- Other Accents: Think olives in martinis, onions in Gibsons, or a smoky bacon strip in a Bloody Mary. These garnishes can be as traditional or avant-garde as the drink and occasion demands.
Techniques to Perfect the Garnish
- Twisting Citrus: When creating a citrus twist, it's essential to ensure minimal pith (the white part) is attached, which can introduce bitterness.
- Bruising Herbs: Gently slapping or muddling herbs like mint releases their oils, making their aroma more pronounced without overpowering the drink.
- Rimming the Glass: To achieve an even rim, use a citrus wedge to wet the glass's edge, then roll or dip it in your choice of salt, sugar, or spice.
How to Make Garnishes
When crafting your garnish fruits, a sharper knife is easier to use and is safer than blunt blades, so having a good sharpening tool at hand is essential to ensure that utensils are always ready for use.
Using suitable knives correctly makes your job easier. In your venue, you should have the following:
- A small knife – Use for slicing, taking the ends off citrus fruits, and dealing with softer fruits that are more likely to bruise.
- A large knife – Works best for large fruits, such as pineapples or grapefruits.
- Peeler or channel knife – Perfect for quick, easy citrus twists and more exotic garnishes.
- A chopping board – Good quality, washable, toughened plastic works best.
How to Cut Garnish Citrus Fruits
- Use a clean, dry knife and chopping board.
- Wash the fruit.
- Chop off the ends.

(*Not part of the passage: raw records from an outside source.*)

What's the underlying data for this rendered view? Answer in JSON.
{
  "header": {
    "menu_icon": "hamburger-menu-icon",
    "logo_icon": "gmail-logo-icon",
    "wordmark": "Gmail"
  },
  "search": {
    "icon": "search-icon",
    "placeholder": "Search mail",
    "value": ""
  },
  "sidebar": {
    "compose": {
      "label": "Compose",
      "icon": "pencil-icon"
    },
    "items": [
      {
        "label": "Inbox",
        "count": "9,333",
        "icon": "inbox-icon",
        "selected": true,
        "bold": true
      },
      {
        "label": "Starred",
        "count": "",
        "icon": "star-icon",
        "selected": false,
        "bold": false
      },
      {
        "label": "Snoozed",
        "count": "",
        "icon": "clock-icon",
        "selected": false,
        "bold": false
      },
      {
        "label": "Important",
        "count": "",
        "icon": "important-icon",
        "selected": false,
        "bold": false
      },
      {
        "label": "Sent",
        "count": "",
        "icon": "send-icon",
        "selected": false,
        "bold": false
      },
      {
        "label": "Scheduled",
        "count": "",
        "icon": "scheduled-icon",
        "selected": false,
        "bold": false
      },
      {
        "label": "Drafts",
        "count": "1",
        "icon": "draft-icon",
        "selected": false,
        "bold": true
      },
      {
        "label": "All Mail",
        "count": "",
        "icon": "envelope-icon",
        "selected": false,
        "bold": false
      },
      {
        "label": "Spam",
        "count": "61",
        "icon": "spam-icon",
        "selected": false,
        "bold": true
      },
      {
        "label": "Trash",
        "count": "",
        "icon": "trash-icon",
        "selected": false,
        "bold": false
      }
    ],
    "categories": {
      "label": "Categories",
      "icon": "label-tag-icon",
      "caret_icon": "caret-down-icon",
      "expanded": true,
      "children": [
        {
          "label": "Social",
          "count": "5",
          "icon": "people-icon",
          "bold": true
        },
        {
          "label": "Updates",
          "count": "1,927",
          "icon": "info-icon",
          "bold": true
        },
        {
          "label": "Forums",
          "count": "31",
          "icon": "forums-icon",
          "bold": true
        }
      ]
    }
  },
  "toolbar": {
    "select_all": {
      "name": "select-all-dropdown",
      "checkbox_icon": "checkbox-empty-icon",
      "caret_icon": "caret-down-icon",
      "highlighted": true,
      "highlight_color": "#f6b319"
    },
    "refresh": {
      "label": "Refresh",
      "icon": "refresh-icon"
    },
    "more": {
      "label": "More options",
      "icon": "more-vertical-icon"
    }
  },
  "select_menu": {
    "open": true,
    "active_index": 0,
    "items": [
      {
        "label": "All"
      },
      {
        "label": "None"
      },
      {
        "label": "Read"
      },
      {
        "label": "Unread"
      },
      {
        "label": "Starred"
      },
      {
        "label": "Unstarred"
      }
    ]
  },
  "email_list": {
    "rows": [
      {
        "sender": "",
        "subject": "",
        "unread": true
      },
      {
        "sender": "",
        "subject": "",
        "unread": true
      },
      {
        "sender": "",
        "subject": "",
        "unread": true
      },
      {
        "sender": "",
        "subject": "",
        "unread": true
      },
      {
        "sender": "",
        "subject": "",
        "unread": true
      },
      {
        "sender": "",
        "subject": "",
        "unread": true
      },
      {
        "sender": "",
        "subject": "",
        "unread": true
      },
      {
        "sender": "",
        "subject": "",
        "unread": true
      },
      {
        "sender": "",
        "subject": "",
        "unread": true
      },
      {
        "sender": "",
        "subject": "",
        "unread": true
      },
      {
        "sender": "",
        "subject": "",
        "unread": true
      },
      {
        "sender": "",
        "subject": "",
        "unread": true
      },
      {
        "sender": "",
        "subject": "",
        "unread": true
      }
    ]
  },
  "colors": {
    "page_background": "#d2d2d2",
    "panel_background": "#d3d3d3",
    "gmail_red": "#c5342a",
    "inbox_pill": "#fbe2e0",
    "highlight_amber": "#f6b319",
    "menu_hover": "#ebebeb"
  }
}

- Cut in half and remove the pith at the core.
- Slice into wedges: Lime, 6 wedges / Lemon, 8 wedges / Orange, 16 wedges.
How to Cut a Twist
- Cut using a peeler or channel knife.
- The peel needs to be long enough to tie or to twist and curl.
- It's best to start the twist at the fruit's stem.
- Cut in a spiral, not a straight line - use your knife to go around the fruit in a spiral.
- A tight spiral gives you a tight curl and a wide spiral creates a bigger, looser curl.
5 Garnish Best Practices
- Freshness First: Always use fresh ingredients. A wilted herb or dry citrus can detract from the drink's appeal.
- Preparation: Organize and prep your garnishes before service, ensuring they're at hand when crafting each cocktail.
- Simplicity: While it might be tempting to create a towering masterpiece, sometimes less is more. A garnish should complement, not overpower, the primary drink.
- Safety: When using edible flowers or uncommon garnishes, ensure they're safe for consumption and free from harmful pesticides or chemicals.
- Consistency: Especially in professional settings, consistency is key. Every patron should experience the cocktail in the same delightful way.
- Garnishes are essential as an aesthetic component and add aroma and flavor to cocktails.
- Great garnishes complement or enhance a drink rather than just adding visual appeal.
- Common styles of garnish include citrus wedges, wheels, or twists; fresh herbs or spices; berries and other fruits; edible flowers; salt, sugar, or spice rims; and other accents such as olives and cocktail onions.
- Organize and prepare as much garnish as is practical before the shift to ensure quick, easy service.
- Always make sure flowers or other exotic garnishes are edible and safe for consumption.
Garnishing is an aesthetically pleasing and multi-sensory experience in drink-making. The art of cocktail garnishing, from citrus twists to edible flowers, can elevate the drink's appearance, aroma, and flavor and delight your guests with a sensory journey in every sip.